* What this task involves
For this exercise, return all the data exactly as it stands.

* Supplied entries

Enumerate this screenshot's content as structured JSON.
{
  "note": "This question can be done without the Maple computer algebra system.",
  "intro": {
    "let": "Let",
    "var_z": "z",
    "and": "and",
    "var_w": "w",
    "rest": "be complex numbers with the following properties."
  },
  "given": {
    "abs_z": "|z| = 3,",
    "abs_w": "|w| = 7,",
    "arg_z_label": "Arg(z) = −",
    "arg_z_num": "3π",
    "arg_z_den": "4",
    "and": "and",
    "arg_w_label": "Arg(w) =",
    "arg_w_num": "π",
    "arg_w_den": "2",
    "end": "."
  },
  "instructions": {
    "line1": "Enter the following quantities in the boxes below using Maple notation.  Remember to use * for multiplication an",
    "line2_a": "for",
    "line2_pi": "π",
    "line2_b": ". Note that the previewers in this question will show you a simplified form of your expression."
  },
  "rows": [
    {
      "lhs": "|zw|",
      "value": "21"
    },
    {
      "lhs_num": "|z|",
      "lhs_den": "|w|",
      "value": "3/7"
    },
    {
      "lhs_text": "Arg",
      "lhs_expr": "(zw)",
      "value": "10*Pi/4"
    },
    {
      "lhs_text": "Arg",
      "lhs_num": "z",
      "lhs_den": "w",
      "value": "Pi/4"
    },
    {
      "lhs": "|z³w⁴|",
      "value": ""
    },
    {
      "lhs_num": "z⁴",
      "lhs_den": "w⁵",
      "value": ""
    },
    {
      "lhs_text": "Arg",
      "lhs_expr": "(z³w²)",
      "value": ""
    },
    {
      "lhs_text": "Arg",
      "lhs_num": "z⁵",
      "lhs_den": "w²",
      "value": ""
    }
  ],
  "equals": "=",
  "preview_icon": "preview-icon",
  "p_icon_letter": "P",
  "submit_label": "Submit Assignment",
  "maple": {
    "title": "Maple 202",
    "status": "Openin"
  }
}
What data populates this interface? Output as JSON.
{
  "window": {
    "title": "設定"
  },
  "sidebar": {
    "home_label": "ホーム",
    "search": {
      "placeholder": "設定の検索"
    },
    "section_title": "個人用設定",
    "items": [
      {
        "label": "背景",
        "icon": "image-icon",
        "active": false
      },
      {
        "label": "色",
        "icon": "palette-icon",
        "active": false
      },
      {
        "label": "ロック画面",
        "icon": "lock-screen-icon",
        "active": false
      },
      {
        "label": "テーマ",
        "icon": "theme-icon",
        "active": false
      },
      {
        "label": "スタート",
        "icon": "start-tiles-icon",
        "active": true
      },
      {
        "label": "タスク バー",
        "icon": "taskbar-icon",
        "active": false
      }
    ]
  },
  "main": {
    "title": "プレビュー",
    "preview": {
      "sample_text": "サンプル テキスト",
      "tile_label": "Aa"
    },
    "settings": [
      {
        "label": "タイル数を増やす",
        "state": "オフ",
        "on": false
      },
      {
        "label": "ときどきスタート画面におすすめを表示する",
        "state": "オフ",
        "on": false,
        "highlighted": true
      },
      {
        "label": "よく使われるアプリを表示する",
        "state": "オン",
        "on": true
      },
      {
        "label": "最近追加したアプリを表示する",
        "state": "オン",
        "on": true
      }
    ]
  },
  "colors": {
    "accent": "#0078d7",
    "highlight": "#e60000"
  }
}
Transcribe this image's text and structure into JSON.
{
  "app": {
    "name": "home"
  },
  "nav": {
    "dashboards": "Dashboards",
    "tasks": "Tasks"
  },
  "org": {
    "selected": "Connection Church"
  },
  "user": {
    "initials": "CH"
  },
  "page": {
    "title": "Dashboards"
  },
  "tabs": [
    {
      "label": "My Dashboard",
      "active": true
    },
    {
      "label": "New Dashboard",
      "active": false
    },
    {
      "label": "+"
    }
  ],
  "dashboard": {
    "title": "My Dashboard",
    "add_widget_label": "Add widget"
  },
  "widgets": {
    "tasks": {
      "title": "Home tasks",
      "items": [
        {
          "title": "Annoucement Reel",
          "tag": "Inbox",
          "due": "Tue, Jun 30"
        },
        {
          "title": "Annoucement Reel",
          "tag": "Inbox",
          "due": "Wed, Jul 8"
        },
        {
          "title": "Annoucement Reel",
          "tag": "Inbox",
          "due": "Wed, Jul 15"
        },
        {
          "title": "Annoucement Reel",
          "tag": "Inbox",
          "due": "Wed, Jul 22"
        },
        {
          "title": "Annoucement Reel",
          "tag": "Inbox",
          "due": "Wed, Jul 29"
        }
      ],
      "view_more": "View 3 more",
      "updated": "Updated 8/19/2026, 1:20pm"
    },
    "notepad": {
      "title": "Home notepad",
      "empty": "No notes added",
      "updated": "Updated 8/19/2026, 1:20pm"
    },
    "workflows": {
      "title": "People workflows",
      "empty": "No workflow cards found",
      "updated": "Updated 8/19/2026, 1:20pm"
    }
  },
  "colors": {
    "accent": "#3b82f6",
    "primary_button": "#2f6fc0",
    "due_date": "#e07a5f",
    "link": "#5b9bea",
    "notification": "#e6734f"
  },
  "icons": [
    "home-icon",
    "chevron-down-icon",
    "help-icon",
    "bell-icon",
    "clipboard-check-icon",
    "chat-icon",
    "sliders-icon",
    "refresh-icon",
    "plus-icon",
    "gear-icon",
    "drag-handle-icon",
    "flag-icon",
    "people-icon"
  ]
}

* Result for this exercise
Enumerate this screenshot's content as structured JSON.
{
  "note": "This question can be done without the Maple computer algebra system.",
  "intro": {
    "let": "Let",
    "var_z": "z",
    "and": "and",
    "var_w": "w",
    "rest": "be complex numbers with the following properties."
  },
  "given": {
    "abs_z": "|z| = 3,",
    "abs_w": "|w| = 7,",
    "arg_z_label": "Arg(z) = −",
    "arg_z_num": "3π",
    "arg_z_den": "4",
    "and": "and",
    "arg_w_label": "Arg(w) =",
    "arg_w_num": "π",
    "arg_w_den": "2",
    "end": "."
  },
  "instructions": {
    "line1": "Enter the following quantities in the boxes below using Maple notation.  Remember to use * for multiplication an",
    "line2_a": "for",
    "line2_pi": "π",
    "line2_b": ". Note that the previewers in this question will show you a simplified form of your expression."
  },
  "rows": [
    {
      "lhs": "|zw|",
      "value": "21"
    },
    {
      "lhs_num": "|z|",
      "lhs_den": "|w|",
      "value": "3/7"
    },
    {
      "lhs_text": "Arg",
      "lhs_expr": "(zw)",
      "value": "10*Pi/4"
    },
    {
      "lhs_text": "Arg",
      "lhs_num": "z",
      "lhs_den": "w",
      "value": "Pi/4"
    },
    {
      "lhs": "|z³w⁴|",
      "value": ""
    },
    {
      "lhs_num": "z⁴",
      "lhs_den": "w⁵",
      "value": ""
    },
    {
      "lhs_text": "Arg",
      "lhs_expr": "(z³w²)",
      "value": ""
    },
    {
      "lhs_text": "Arg",
      "lhs_num": "z⁵",
      "lhs_den": "w²",
      "value": ""
    }
  ],
  "equals": "=",
  "preview_icon": "preview-icon",
  "p_icon_letter": "P",
  "submit_label": "Submit Assignment",
  "maple": {
    "title": "Maple 202",
    "status": "Openin"
  }
}
What data populates this interface? Output as JSON.
{
  "window": {
    "title": "設定"
  },
  "sidebar": {
    "home_label": "ホーム",
    "search": {
      "placeholder": "設定の検索"
    },
    "section_title": "個人用設定",
    "items": [
      {
        "label": "背景",
        "icon": "image-icon",
        "active": false
      },
      {
        "label": "色",
        "icon": "palette-icon",
        "active": false
      },
      {
        "label": "ロック画面",
        "icon": "lock-screen-icon",
        "active": false
      },
      {
        "label": "テーマ",
        "icon": "theme-icon",
        "active": false
      },
      {
        "label": "スタート",
        "icon": "start-tiles-icon",
        "active": true
      },
      {
        "label": "タスク バー",
        "icon": "taskbar-icon",
        "active": false
      }
    ]
  },
  "main": {
    "title": "プレビュー",
    "preview": {
      "sample_text": "サンプル テキスト",
      "tile_label": "Aa"
    },
    "settings": [
      {
        "label": "タイル数を増やす",
        "state": "オフ",
        "on": false
      },
      {
        "label": "ときどきスタート画面におすすめを表示する",
        "state": "オフ",
        "on": false,
        "highlighted": true
      },
      {
        "label": "よく使われるアプリを表示する",
        "state": "オン",
        "on": true
      },
      {
        "label": "最近追加したアプリを表示する",
        "state": "オン",
        "on": true
      }
    ]
  },
  "colors": {
    "accent": "#0078d7",
    "highlight": "#e60000"
  }
}
Transcribe this image's text and structure into JSON.
{
  "app": {
    "name": "home"
  },
  "nav": {
    "dashboards": "Dashboards",
    "tasks": "Tasks"
  },
  "org": {
    "selected": "Connection Church"
  },
  "user": {
    "initials": "CH"
  },
  "page": {
    "title": "Dashboards"
  },
  "tabs": [
    {
      "label": "My Dashboard",
      "active": true
    },
    {
      "label": "New Dashboard",
      "active": false
    },
    {
      "label": "+"
    }
  ],
  "dashboard": {
    "title": "My Dashboard",
    "add_widget_label": "Add widget"
  },
  "widgets": {
    "tasks": {
      "title": "Home tasks",
      "items": [
        {
          "title": "Annoucement Reel",
          "tag": "Inbox",
          "due": "Tue, Jun 30"
        },
        {
          "title": "Annoucement Reel",
          "tag": "Inbox",
          "due": "Wed, Jul 8"
        },
        {
          "title": "Annoucement Reel",
          "tag": "Inbox",
          "due": "Wed, Jul 15"
        },
        {
          "title": "Annoucement Reel",
          "tag": "Inbox",
          "due": "Wed, Jul 22"
        },
        {
          "title": "Annoucement Reel",
          "tag": "Inbox",
          "due": "Wed, Jul 29"
        }
      ],
      "view_more": "View 3 more",
      "updated": "Updated 8/19/2026, 1:20pm"
    },
    "notepad": {
      "title": "Home notepad",
      "empty": "No notes added",
      "updated": "Updated 8/19/2026, 1:20pm"
    },
    "workflows": {
      "title": "People workflows",
      "empty": "No workflow cards found",
      "updated": "Updated 8/19/2026, 1:20pm"
    }
  },
  "colors": {
    "accent": "#3b82f6",
    "primary_button": "#2f6fc0",
    "due_date": "#e07a5f",
    "link": "#5b9bea",
    "notification": "#e6734f"
  },
  "icons": [
    "home-icon",
    "chevron-down-icon",
    "help-icon",
    "bell-icon",
    "clipboard-check-icon",
    "chat-icon",
    "sliders-icon",
    "refresh-icon",
    "plus-icon",
    "gear-icon",
    "drag-handle-icon",
    "flag-icon",
    "people-icon"
  ]
}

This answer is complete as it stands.